▶ REQUIRED WORK:
Pick every line from the data below that contains the string "JSON" and copy it.

▶ DATASET CONTENT:
----
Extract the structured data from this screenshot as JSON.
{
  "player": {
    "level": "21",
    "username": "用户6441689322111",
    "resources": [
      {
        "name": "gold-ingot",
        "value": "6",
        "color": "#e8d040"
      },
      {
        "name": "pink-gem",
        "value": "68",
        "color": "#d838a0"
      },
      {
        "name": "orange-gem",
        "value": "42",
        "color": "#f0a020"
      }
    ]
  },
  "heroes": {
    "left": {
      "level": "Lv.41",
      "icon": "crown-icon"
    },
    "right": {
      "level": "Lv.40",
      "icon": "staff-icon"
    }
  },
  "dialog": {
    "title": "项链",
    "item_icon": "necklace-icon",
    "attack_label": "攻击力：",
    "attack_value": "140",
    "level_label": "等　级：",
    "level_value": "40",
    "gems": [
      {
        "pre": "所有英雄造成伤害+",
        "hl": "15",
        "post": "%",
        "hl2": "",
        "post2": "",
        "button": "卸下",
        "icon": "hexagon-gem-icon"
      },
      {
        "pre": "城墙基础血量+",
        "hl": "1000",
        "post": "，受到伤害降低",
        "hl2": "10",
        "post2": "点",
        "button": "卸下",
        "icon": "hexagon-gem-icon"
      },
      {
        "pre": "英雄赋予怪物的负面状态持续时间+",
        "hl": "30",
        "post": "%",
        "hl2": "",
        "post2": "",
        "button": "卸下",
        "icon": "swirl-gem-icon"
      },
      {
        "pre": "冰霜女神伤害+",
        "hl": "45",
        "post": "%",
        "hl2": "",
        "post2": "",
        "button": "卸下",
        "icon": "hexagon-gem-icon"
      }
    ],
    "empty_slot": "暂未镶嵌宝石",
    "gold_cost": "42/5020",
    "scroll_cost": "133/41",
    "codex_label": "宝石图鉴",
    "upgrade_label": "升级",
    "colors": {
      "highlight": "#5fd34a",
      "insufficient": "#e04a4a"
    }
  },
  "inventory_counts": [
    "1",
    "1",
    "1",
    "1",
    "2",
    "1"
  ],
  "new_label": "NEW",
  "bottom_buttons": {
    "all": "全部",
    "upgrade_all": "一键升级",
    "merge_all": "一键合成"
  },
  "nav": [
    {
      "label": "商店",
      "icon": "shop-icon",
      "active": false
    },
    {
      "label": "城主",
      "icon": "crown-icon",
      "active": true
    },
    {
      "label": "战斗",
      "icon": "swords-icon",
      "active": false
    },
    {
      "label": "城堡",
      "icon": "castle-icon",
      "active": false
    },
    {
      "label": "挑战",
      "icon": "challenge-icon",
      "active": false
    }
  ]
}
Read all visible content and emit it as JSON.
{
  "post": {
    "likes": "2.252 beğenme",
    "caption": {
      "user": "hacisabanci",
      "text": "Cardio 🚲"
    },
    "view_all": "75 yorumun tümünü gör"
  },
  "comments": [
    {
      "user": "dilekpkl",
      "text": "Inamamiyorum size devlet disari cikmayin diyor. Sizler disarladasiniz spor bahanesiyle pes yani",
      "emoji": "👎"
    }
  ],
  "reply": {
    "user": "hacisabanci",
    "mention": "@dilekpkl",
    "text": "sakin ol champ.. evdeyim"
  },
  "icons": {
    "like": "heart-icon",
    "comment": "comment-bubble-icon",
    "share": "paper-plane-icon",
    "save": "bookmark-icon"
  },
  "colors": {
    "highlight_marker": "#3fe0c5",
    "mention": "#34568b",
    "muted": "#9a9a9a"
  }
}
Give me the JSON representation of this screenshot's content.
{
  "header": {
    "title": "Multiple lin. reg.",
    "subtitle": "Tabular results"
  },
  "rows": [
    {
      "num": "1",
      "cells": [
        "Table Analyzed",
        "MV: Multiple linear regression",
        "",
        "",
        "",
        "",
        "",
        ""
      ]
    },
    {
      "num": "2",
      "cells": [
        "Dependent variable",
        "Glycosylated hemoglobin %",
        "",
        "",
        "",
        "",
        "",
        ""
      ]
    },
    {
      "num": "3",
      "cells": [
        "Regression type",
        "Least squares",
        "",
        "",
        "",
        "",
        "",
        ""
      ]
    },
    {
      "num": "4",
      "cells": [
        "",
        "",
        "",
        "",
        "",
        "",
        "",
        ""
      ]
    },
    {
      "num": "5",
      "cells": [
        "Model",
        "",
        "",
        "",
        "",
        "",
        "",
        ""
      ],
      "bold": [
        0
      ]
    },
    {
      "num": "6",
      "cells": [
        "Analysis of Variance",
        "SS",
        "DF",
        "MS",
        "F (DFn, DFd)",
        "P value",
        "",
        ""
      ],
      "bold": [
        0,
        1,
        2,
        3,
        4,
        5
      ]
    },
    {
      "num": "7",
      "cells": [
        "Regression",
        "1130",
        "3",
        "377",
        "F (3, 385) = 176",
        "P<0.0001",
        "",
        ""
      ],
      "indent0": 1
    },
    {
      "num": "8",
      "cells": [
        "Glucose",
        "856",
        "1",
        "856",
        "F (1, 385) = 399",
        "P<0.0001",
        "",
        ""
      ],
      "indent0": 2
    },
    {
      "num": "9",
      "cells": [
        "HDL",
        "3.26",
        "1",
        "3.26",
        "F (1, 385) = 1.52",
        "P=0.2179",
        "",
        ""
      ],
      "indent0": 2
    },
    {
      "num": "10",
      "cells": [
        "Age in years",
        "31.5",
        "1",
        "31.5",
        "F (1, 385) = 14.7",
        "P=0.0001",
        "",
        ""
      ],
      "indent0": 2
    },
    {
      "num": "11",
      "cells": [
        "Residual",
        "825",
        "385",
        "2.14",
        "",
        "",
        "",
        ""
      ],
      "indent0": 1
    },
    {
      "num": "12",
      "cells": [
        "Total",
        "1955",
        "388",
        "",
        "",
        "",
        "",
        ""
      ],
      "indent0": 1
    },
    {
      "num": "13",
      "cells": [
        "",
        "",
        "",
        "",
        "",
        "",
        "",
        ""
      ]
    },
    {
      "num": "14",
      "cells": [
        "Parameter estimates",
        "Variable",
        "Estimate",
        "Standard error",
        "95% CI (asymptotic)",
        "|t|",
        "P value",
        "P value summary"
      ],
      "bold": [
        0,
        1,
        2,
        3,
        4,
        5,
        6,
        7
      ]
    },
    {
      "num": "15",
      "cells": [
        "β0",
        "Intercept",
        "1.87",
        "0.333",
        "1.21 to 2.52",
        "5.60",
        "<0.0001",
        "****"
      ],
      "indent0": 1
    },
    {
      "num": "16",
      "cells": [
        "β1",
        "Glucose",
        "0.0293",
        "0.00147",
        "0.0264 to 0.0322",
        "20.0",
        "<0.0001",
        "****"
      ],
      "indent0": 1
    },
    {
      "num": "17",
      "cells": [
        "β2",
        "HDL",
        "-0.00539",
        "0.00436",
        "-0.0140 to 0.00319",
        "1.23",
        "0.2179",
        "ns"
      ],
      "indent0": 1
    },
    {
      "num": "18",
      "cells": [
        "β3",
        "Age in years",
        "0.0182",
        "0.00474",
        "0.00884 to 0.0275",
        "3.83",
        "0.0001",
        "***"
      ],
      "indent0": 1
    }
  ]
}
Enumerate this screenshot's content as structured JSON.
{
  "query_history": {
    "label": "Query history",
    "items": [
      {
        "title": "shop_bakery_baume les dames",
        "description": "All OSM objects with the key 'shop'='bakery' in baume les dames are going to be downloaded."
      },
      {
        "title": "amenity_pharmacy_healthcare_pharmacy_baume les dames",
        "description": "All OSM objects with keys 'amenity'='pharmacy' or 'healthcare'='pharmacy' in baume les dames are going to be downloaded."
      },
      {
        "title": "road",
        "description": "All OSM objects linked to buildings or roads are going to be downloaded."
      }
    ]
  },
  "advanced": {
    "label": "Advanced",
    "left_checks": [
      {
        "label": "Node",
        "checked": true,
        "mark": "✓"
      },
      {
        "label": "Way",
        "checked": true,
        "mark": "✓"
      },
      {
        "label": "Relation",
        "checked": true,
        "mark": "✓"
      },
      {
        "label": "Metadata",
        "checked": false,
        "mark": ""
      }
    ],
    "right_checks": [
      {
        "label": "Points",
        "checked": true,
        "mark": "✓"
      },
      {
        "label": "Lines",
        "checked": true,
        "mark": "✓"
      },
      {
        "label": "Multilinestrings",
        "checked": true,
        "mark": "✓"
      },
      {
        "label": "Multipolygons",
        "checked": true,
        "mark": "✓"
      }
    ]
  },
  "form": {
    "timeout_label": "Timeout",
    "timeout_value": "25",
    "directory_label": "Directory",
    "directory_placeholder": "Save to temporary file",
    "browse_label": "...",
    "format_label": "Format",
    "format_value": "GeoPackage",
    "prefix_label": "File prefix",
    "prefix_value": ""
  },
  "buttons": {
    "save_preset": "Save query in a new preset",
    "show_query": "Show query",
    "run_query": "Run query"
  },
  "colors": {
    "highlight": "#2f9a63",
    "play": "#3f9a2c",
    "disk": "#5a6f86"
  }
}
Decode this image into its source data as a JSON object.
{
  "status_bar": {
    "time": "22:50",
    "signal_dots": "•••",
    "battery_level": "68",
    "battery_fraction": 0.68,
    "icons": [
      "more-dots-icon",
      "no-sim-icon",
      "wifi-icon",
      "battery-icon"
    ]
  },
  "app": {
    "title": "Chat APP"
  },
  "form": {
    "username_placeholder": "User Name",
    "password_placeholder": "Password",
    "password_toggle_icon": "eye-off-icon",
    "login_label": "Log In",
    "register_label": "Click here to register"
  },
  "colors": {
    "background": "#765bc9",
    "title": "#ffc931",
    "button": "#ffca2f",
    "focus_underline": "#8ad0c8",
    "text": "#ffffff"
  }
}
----
▶ SOLUTION TO THE PROBLEM:
Extract the structured data from this screenshot as JSON.
Read all visible content and emit it as JSON.
Give me the JSON representation of this screenshot's content.
Enumerate this screenshot's content as structured JSON.
Decode this image into its source data as a JSON object.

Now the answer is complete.